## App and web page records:

++++++++++++++++++++

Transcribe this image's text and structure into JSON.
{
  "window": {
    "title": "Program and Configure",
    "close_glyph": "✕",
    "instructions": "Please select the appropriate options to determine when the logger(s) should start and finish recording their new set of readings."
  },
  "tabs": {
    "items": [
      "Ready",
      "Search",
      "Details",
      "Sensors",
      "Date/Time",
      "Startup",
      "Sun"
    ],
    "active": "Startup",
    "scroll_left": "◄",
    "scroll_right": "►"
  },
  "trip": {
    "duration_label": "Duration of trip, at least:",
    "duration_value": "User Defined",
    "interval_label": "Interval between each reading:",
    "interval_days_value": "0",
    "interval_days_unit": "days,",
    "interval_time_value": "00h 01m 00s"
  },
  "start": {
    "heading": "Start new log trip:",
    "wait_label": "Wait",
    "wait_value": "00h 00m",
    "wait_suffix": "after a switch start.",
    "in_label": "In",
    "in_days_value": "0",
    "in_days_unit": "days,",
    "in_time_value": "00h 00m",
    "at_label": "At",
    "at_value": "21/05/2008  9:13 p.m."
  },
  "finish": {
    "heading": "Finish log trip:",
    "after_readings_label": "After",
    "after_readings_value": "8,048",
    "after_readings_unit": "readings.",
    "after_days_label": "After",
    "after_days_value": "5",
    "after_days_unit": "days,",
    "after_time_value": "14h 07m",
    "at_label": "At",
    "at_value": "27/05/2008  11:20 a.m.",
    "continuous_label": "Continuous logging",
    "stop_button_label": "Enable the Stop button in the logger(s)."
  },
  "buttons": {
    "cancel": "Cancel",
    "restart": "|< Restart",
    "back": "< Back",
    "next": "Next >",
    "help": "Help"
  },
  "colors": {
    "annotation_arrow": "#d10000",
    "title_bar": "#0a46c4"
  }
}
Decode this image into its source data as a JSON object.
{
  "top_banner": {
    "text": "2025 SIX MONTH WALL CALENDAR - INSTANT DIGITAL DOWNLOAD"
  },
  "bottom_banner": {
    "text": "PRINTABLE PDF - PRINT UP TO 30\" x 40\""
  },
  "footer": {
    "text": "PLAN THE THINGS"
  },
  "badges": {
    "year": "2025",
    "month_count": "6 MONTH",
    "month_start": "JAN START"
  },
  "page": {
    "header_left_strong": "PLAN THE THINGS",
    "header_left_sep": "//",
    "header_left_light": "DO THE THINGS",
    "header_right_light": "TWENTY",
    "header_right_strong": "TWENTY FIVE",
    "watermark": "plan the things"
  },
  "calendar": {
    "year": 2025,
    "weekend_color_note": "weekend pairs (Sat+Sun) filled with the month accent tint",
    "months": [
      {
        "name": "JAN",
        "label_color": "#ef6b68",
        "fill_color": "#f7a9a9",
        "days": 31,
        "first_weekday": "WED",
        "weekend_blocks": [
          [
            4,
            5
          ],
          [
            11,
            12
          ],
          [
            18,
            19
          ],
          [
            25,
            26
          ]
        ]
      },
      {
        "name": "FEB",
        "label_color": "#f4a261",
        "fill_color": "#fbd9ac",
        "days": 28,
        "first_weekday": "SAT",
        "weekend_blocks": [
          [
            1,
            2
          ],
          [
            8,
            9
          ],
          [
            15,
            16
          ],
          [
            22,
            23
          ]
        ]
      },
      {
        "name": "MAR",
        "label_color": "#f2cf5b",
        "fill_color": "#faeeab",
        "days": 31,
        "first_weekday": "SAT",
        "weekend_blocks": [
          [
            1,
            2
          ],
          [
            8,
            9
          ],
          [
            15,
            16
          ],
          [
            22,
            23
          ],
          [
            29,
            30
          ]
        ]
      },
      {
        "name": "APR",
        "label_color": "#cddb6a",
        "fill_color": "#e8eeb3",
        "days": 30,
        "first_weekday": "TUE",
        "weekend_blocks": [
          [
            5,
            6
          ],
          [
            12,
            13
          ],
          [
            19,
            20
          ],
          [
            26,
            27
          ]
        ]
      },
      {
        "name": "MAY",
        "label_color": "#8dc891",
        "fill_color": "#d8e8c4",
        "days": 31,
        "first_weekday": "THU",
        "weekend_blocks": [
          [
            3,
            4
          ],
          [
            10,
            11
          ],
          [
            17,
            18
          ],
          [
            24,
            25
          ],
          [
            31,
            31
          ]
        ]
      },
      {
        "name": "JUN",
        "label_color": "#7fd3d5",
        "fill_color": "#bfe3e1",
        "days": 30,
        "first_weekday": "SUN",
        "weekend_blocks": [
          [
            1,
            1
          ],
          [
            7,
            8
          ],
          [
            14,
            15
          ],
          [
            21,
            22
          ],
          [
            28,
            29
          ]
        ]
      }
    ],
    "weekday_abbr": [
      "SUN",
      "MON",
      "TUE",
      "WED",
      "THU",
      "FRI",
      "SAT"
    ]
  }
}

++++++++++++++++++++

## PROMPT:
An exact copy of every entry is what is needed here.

## ANSWER TO THE PROBLEM:
Transcribe this image's text and structure into JSON.
{
  "window": {
    "title": "Program and Configure",
    "close_glyph": "✕",
    "instructions": "Please select the appropriate options to determine when the logger(s) should start and finish recording their new set of readings."
  },
  "tabs": {
    "items": [
      "Ready",
      "Search",
      "Details",
      "Sensors",
      "Date/Time",
      "Startup",
      "Sun"
    ],
    "active": "Startup",
    "scroll_left": "◄",
    "scroll_right": "►"
  },
  "trip": {
    "duration_label": "Duration of trip, at least:",
    "duration_value": "User Defined",
    "interval_label": "Interval between each reading:",
    "interval_days_value": "0",
    "interval_days_unit": "days,",
    "interval_time_value": "00h 01m 00s"
  },
  "start": {
    "heading": "Start new log trip:",
    "wait_label": "Wait",
    "wait_value": "00h 00m",
    "wait_suffix": "after a switch start.",
    "in_label": "In",
    "in_days_value": "0",
    "in_days_unit": "days,",
    "in_time_value": "00h 00m",
    "at_label": "At",
    "at_value": "21/05/2008  9:13 p.m."
  },
  "finish": {
    "heading": "Finish log trip:",
    "after_readings_label": "After",
    "after_readings_value": "8,048",
    "after_readings_unit": "readings.",
    "after_days_label": "After",
    "after_days_value": "5",
    "after_days_unit": "days,",
    "after_time_value": "14h 07m",
    "at_label": "At",
    "at_value": "27/05/2008  11:20 a.m.",
    "continuous_label": "Continuous logging",
    "stop_button_label": "Enable the Stop button in the logger(s)."
  },
  "buttons": {
    "cancel": "Cancel",
    "restart": "|< Restart",
    "back": "< Back",
    "next": "Next >",
    "help": "Help"
  },
  "colors": {
    "annotation_arrow": "#d10000",
    "title_bar": "#0a46c4"
  }
}
Decode this image into its source data as a JSON object.
{
  "top_banner": {
    "text": "2025 SIX MONTH WALL CALENDAR - INSTANT DIGITAL DOWNLOAD"
  },
  "bottom_banner": {
    "text": "PRINTABLE PDF - PRINT UP TO 30\" x 40\""
  },
  "footer": {
    "text": "PLAN THE THINGS"
  },
  "badges": {
    "year": "2025",
    "month_count": "6 MONTH",
    "month_start": "JAN START"
  },
  "page": {
    "header_left_strong": "PLAN THE THINGS",
    "header_left_sep": "//",
    "header_left_light": "DO THE THINGS",
    "header_right_light": "TWENTY",
    "header_right_strong": "TWENTY FIVE",
    "watermark": "plan the things"
  },
  "calendar": {
    "year": 2025,
    "weekend_color_note": "weekend pairs (Sat+Sun) filled with the month accent tint",
    "months": [
      {
        "name": "JAN",
        "label_color": "#ef6b68",
        "fill_color": "#f7a9a9",
        "days": 31,
        "first_weekday": "WED",
        "weekend_blocks": [
          [
            4,
            5
          ],
          [
            11,
            12
          ],
          [
            18,
            19
          ],
          [
            25,
            26
          ]
        ]
      },
      {
        "name": "FEB",
        "label_color": "#f4a261",
        "fill_color": "#fbd9ac",
        "days": 28,
        "first_weekday": "SAT",
        "weekend_blocks": [
          [
            1,
            2
          ],
          [
            8,
            9
          ],
          [
            15,
            16
          ],
          [
            22,
            23
          ]
        ]
      },
      {
        "name": "MAR",
        "label_color": "#f2cf5b",
        "fill_color": "#faeeab",
        "days": 31,
        "first_weekday": "SAT",
        "weekend_blocks": [
          [
            1,
            2
          ],
          [
            8,
            9
          ],
          [
            15,
            16
          ],
          [
            22,
            23
          ],
          [
            29,
            30
          ]
        ]
      },
      {
        "name": "APR",
        "label_color": "#cddb6a",
        "fill_color": "#e8eeb3",
        "days": 30,
        "first_weekday": "TUE",
        "weekend_blocks": [
          [
            5,
            6
          ],
          [
            12,
            13
          ],
          [
            19,
            20
          ],
          [
            26,
            27
          ]
        ]
      },
      {
        "name": "MAY",
        "label_color": "#8dc891",
        "fill_color": "#d8e8c4",
        "days": 31,
        "first_weekday": "THU",
        "weekend_blocks": [
          [
            3,
            4
          ],
          [
            10,
            11
          ],
          [
            17,
            18
          ],
          [
            24,
            25
          ],
          [
            31,
            31
          ]
        ]
      },
      {
        "name": "JUN",
        "label_color": "#7fd3d5",
        "fill_color": "#bfe3e1",
        "days": 30,
        "first_weekday": "SUN",
        "weekend_blocks": [
          [
            1,
            1
          ],
          [
            7,
            8
          ],
          [
            14,
            15
          ],
          [
            21,
            22
          ],
          [
            28,
            29
          ]
        ]
      }
    ],
    "weekday_abbr": [
      "SUN",
      "MON",
      "TUE",
      "WED",
      "THU",
      "FRI",
      "SAT"
    ]
  }
}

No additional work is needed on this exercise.